Change in FER standards expected to help fuel shift to EC motors
Something significant is on the horizon for HVAC energy conservation regulations. For the first time, the U.S. Department of Energy (DOE) is regulating energy efficiency standards for an individual component instead of the entire HVAC system. These new fan energy rating (FER) standards for gas-fired furnace fans will kick into effect on July 3, 2019. The new standards will require a shift to electronically commutated motors (ECMs) from the induction motors that have been much more commonly used.
The DOE estimates that this change in FER standards will net a savings of approximately 3.99 quads of energy and reduce carbon pollution by as much as 34 million metric tons. That’s close to the amount of electricity used each year in 47 million homes. The change is also expected to keep as much as $9 billion in the pockets of American homeowners through 2030, thanks to decreased home electricity bills. These anticipated savings are impressive and will require a major shift in technology. They’ll also require HVAC and motor manufacturers to think outside the box as they juggle meeting both the new standards and customer expectations.
Nidec Motor Corporation market manager, Rich Bardgett, recently shared some of his thoughts on this anticipated change in technology. “It’s all about CFM per watt. How much air can you move at the greatest efficiency? That’s what everyone’s striving for. Consider states like California, which struggles to keep up with power production. You know they’re doing whatever they can to pull that strain off their grid. Legislation has been implemented impacting pool pumps, and now the FER regulation will address the efficiency of HVAC equipment. That’s what it’s really all about. Greatest efficiency at the lowest cost.”
Balancing affordability with improving technology
This switch from induction motors to ECMs offers such a strong opportunity to meet the new FER standards because induction motors currently operate at only ~60 percent efficiency, while ECMs offer a much better efficiency rate of ~80 percent. Of course, developing innovative new products (and retooling existing ECM offerings) to meet these increased standards also brings the challenge of balancing affordability and reliability along with feasibility.
Even with increased upfront costs, the DOE estimates that homeowners will save approximately $340 to $500 over the furnace fan’s lifetime. On the other hand, consumers will be doing some mental mathematics when an existing induction motor breaks. They’re likely to consider whether they prefer to pay those increased upfront costs to shift to a higher efficiency furnace that will utilize an ECM (saving more money and energy overall) or pay less today to repair an existing induction motor.

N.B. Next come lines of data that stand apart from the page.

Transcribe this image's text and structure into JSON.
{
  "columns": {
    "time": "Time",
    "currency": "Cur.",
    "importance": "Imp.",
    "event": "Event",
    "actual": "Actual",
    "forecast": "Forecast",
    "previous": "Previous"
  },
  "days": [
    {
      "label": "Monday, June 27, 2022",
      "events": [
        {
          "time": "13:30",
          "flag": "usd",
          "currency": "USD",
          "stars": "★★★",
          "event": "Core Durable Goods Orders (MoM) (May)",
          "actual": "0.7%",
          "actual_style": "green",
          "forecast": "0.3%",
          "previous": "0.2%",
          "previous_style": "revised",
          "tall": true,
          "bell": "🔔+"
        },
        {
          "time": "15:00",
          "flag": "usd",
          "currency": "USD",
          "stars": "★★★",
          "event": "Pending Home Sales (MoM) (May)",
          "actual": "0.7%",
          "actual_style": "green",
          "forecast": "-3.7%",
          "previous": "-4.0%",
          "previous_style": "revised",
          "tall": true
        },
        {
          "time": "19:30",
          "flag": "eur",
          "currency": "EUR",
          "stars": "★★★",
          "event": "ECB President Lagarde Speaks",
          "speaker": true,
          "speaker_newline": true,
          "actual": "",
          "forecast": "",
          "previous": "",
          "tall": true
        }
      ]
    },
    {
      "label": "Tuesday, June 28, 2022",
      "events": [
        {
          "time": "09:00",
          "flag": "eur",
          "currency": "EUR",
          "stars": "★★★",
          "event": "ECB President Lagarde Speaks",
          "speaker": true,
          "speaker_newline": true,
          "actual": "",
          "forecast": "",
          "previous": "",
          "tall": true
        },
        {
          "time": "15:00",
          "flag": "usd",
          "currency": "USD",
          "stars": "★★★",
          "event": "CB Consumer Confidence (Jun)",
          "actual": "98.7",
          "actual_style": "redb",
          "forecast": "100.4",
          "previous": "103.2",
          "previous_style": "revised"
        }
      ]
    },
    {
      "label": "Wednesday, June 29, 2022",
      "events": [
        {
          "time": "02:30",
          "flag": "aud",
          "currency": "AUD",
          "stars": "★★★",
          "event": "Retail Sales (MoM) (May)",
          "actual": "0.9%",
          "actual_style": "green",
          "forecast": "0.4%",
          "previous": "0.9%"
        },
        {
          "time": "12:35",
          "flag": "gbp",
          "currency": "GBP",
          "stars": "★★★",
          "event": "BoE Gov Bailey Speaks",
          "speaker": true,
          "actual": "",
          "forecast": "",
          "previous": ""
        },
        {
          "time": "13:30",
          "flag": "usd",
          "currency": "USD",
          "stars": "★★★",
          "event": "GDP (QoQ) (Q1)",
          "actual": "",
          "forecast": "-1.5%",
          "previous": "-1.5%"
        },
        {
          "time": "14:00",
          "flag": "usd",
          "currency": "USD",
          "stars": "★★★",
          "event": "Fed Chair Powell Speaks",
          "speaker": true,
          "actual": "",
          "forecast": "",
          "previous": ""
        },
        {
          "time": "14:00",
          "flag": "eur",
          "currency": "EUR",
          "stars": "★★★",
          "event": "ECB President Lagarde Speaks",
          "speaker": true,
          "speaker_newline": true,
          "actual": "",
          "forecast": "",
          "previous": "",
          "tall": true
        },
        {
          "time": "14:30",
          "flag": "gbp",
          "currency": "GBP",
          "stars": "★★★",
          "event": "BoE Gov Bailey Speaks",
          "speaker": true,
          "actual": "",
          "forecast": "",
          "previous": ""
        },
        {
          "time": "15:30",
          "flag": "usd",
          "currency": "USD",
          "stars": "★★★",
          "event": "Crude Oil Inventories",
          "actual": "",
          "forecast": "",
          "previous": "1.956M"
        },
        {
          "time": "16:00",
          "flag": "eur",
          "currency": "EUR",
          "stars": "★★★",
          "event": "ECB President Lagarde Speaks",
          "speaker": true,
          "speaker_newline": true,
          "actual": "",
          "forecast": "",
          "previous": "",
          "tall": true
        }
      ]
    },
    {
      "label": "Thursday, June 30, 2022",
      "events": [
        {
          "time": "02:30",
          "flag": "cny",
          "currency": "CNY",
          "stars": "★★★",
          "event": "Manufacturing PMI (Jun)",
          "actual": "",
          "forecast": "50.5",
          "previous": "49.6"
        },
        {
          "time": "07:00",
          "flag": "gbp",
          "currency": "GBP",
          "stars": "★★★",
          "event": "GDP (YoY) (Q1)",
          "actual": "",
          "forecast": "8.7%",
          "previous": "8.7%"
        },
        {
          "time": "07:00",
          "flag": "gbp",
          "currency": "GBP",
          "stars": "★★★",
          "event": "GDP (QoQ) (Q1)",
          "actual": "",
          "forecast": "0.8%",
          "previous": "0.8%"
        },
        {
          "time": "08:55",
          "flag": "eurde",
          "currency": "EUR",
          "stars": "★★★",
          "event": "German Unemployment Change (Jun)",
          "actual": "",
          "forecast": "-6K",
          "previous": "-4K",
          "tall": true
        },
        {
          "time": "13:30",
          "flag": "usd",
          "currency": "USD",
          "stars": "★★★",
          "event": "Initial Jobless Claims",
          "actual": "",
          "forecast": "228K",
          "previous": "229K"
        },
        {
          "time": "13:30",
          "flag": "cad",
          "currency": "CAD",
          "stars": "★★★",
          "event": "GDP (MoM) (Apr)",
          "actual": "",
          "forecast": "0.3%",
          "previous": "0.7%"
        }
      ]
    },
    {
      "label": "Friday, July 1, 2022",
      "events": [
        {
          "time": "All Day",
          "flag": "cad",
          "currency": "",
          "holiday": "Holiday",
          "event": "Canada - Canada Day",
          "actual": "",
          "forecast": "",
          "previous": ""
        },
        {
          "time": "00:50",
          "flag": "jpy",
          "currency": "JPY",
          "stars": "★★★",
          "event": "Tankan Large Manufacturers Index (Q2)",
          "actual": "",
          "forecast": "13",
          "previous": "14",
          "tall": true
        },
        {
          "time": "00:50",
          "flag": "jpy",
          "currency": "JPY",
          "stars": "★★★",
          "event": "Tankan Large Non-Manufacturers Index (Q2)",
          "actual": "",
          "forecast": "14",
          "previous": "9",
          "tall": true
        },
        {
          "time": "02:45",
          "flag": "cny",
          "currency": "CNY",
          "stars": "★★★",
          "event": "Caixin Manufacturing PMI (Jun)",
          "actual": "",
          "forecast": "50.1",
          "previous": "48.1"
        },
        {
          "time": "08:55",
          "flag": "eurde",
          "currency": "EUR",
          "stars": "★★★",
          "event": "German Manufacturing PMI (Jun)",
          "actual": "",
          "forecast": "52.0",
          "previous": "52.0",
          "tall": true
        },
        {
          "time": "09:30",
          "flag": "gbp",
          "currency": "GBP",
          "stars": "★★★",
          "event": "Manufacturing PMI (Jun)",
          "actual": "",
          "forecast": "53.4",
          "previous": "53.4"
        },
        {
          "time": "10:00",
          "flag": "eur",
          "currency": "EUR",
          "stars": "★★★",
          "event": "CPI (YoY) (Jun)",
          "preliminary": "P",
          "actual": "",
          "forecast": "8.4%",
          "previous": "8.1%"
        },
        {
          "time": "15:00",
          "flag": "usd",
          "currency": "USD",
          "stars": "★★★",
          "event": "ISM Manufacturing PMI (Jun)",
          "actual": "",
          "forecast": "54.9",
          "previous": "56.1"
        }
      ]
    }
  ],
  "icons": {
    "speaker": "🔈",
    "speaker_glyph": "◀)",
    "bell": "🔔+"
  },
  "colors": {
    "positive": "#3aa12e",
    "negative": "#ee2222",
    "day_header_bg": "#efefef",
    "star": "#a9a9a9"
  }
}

Bardgett believes that manufacturers can highlight several ECM benefits to help entice consumers to upgrade their furnaces now rather than waiting. These motors provide quieter starts and operate more quietly than their induction motor counterparts. Increased comfort is another consideration. ECMs operate at a longer cycle with a lower input, meaning that heating and cooling is much more consistent with far fewer sharp temperature fluctuations.
“What OEMs are trying to do with some new motors and systems is make sure that they’re always delivering a constant amount of air depending on whatever the setting is for that speed. So if you’re on cooling and it’s supposed to be 1400 CFM—say you close a couple of the vents in your house and change the static pressure within your duct system—and a constant torque motor, that’s going to affect how much air it delivers. Torque on a motor might remain constant but the amount of air coming out won’t, so a constant CFM motor is going to help make sure it’s delivering that right amount of air so when you’re opening and closing various vents, you’re still getting the correct amount of airflow delivered in the home.”
Tapping in to the home automation trend
One other attractive benefit that manufacturers may start including with their ECMs in the future is that of home automation. According to Bardgett, “We’re rapidly moving toward greater and greater home automation and the technology you have with an ECM in the furnace system creates another opportunity in home automation. For example, I can control my smart thermostat and garage door from my phone; others can control their home lights remotely. It seems like that technology is becoming more and more commonplace. I can definitely see tying HVAC systems and furnace fan motors in to home automation at some point.”
In the months remaining before these new FER standards take effect, OEMs and motor manufacturers are considering how best to meet market and regulatory needs. Some will choose to launch ECM-powered furnace systems to fulfill those requirements and also repurpose current offerings that already satisfy the increased standards. These manufacturers will likely see the biggest bang for their buck by offering both replacement induction motors as well as innovative ECMs that meet the increased FER standards. It’s a win-win strategy that will help them to meet market demands – whichever way individual homeowner calculations shake out.